Agree (8) | Disagree (5)
+3

I have now read the full report. Playing devil's advocate does this mean the unemployed are condemned to a shorter life expectancy? For my commute of over 80 miles this suggests a 40% lower risk of heart disease. How higher will my risk of heart attack be?

Their suggested findings of making it easier to commute by cycle or walking is laudable but should not be confined to the commuter. Increasing activity whether, for the commute or leisure, will benefit public health but we must not be blinkered into only addressing the commuters infrastructure and wants. We need to open up our public parks and open spaces for anyone to be more active. Perhaps the next research should be about opportunities for people of all ages to be more active with play streets, less regulation in our local parks and gardens, access to cycles and sports equipment at reasonable rates or free. Allowing children to cycle in local parks must be cheaper than building a cycle path or creating a cycle hire scheme. I'll still commute by train but my walk to and from the station adds up over the week to about 12 mile in total.
Peter Wilson City of Westminster

Agree (4) | Disagree (0)
+4
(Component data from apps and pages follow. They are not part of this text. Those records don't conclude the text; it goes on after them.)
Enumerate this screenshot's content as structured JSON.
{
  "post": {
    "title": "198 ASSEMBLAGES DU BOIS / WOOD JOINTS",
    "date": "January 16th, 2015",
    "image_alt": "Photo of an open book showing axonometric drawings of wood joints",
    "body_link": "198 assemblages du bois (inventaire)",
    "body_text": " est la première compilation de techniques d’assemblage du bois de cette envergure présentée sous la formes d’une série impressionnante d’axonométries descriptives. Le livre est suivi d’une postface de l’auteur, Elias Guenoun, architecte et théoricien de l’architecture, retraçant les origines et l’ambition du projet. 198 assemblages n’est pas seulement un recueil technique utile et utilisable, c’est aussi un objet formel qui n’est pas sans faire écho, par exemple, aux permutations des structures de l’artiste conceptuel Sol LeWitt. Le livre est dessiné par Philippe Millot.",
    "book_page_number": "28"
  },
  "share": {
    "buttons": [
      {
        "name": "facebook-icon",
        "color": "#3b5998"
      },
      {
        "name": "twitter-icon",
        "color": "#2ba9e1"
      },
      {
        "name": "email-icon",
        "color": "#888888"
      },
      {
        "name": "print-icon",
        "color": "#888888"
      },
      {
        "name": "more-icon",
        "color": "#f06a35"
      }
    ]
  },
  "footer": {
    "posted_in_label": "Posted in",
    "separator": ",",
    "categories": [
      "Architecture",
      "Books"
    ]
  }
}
Sorry, but I think RSGB is misreporting this study. The study does not claim to prove a causal relationship, just an association, between active commuting and lack of various diseases. To say the "study found that cycling to work cut the risk of death from any cause by 41%, and the risk of developing either cancer or heart disease by 45% and 46% respectively" is, IMHO, an incorrect interpretation. It could be that something else, the thing that makes some people choose to cycle or walk is the same thing that makes them less prone to these diseases. Proof of a causal relationship was not made, or claimed, in the report.
Charles, England

Agree (8) | Disagree (4)
+4
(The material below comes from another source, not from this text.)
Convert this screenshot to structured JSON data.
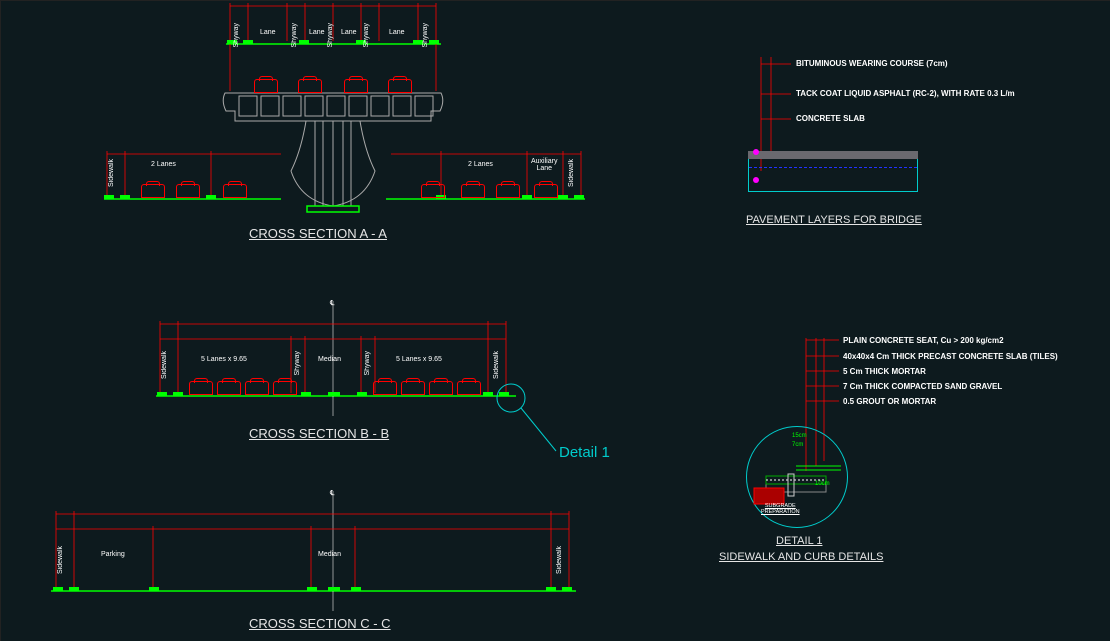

I drive to work but walk the dog later.

"If my dog-walking association is causal (to my improved health by cutting the odds of developing heart disease), this could suggest that policies designed to make it easier for people to own and walk dogs may present major opportunities for public health improvement".

Both statements are examples of tunnel vision by choosing to selectively link cause-to-effect regardless of other lifestyle factors.
Pat, Wales

Agree (10) | Disagree (3)
+7

Charles

The University of Glasgow press release announcing the research says:

"Using your bike to get to work could cut your risk of developing cancer and heart disease by almost half.

"New research by the University of Glasgow and published today in the BMJ, has found that cycling to work is associated with a 45% lower risk of developing cancer and a 46% lower risk of heart disease, compared to a non-active commute.

"Overall the study found that commuters who cycled were associated with a 41% lower risk of premature death."

Here's the link to the release:
http://www.gla.ac.uk/news/headline_522765_en.html

I'm not sure why you feel we have misreported the study?
Nick Rawlings, editor, Road Safety News

Agree (13) | Disagree (6)
+7

What a sad bunch we are. The study set out to quantify what we all realise might be the case - that taking some exercise would be beneficial to our health. We are arguing over how many angels can dance on the head of a pin, and we look daft. Who cares whether it is 40%, or 50%? It is all pretty meaningless anyway when there are so many other factors influencing whether I get cancer, or suffer a heart attack. The important bit is that the risk is lower.
David, Suffolk

Agree (7) | Disagree (0)
+7

I think that we should all take these assertions or assumptions with a pinch of salt. Its not just the cycling or walking that would or could cause such a massive beneficial change in our nations health. It's many other matters that one has to consider and change. Things like eating less sugars, of not smoking or using drugs or consuming excessive amounts of alcohol to name but a few others. It would have to be a complete change in ones own personal habits taken as a whole that would or could give these mentioned degrees of beneficial change. Once again the facts have been manipulated to be used for the purposes of supporting propaganda.
Bob Craven Lancs

Agree (9) | Disagree (1)
+8